What We're Reading
The Postmistress by Sarah Blake
The First Thursday Book Group will meet to discuss this book on Thursday, May 5th from 10:00 a.m. to 12:00 in the Theatre-level conference room.
Radio gal Frankie Bard, poses a question to a dinner party, “What would you think of a postmistress who chose not to deliver the mail?” This serves as the dramatic backdrop of Sarah Blake’s compelling novel, The Postmistress. As war rages through Europe, two women isolated physically and emotionally, reside in fictional Franklin, Massachusetts, on the coast of Cape Cod, listening to war reporter Frankie Bard as she details the blitz in London. For the postmaster (never call her a postmistress), Iris James, it’s only a matter of time before the war ends up on Franklin’s shores. Emma Fitch, the newlywed doctor’s wife has to contend with pregnancy and loneliness after her husband has a case go bad and decides he’s needed in London for the war effort. Both women fretfully listen to Frankie Bard’s insistent plea that war is coming. Middle-aged Iris gets involved with the lonely mechanic of the town, Harry Vale, while he seems to devote most of his time above the courthouse keeping an eye out for U-boats from Germany. In the meantime, Frankie Bard digs up human interest stories all around London. After an especially bad shelling, she meets Emma’s husband Will in a bomb shelter – never to be the same again. Ms. Bard decides to head into occupied France and Germany looking for the stories of the multitude of Jewish refugees fleeing Europe. All three women’s lives eventually come together in this complex but very entertaining story. -Shannon
Emily Alone by Stewart O'nan
A review in Entertainment Magazine enticed me to read this story, set within one square mile of the neighborhood where I grew up. The nostalgia prompted a brief exchange of emails with the author. This is no page-turner but rather a sensitive character study on the challenges of old age, disappointing children and coping with change. Emily meets those challenges with intelligence and grace. -Nancy
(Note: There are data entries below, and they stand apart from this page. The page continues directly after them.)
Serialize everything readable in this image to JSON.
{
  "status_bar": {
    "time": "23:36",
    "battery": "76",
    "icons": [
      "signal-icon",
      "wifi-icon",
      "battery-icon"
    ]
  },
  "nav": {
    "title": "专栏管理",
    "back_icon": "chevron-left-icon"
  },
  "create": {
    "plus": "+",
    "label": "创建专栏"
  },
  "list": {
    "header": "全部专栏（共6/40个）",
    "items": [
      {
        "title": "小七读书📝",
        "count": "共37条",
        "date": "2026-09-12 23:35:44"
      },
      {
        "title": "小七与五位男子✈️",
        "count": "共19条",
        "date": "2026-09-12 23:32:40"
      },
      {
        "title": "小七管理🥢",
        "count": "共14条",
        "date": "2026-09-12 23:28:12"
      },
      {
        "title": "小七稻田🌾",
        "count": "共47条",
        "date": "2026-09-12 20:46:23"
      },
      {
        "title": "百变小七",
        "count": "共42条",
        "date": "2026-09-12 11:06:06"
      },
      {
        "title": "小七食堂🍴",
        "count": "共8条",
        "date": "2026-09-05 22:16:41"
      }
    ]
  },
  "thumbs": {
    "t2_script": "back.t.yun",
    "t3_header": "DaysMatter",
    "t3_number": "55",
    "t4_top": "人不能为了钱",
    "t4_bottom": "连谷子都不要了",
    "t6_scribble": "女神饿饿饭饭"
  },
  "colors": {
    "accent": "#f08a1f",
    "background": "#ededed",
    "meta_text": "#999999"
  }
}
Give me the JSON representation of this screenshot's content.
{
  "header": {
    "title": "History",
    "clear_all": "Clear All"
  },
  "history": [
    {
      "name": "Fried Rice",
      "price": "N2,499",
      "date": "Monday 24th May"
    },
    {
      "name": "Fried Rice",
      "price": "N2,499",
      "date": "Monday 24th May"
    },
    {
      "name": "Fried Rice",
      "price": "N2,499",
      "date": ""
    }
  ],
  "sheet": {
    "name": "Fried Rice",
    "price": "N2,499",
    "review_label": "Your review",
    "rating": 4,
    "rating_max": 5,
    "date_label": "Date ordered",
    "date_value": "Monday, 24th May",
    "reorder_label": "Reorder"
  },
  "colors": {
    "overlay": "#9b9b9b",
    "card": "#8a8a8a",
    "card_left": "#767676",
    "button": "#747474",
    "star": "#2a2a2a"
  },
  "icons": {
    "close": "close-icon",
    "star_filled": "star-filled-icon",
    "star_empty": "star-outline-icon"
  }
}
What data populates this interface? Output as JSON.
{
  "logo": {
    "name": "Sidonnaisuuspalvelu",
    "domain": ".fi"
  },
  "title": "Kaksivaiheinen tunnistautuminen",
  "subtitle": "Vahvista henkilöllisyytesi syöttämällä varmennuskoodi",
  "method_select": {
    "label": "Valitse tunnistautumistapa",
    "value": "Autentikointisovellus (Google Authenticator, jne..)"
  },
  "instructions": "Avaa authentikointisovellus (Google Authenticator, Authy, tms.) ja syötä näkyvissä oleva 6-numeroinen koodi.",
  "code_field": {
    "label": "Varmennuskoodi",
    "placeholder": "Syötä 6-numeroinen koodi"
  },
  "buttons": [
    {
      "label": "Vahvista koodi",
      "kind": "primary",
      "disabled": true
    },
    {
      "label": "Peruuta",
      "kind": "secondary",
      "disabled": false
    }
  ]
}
A Visit from the Goon Squad by Jennifer Egan
Midway through reading this book, it won the Pulitzer Prize for fiction! The reader is taken backwards and forwards through time with a cast of characters deftly woven together by fate and the music industry. For readers who like the format of related vignettes (Olive Kitteridge, Let The Great World Spin, The Imperfectionists, etc.) this is a thought provoking novel on the human condition. -Nancy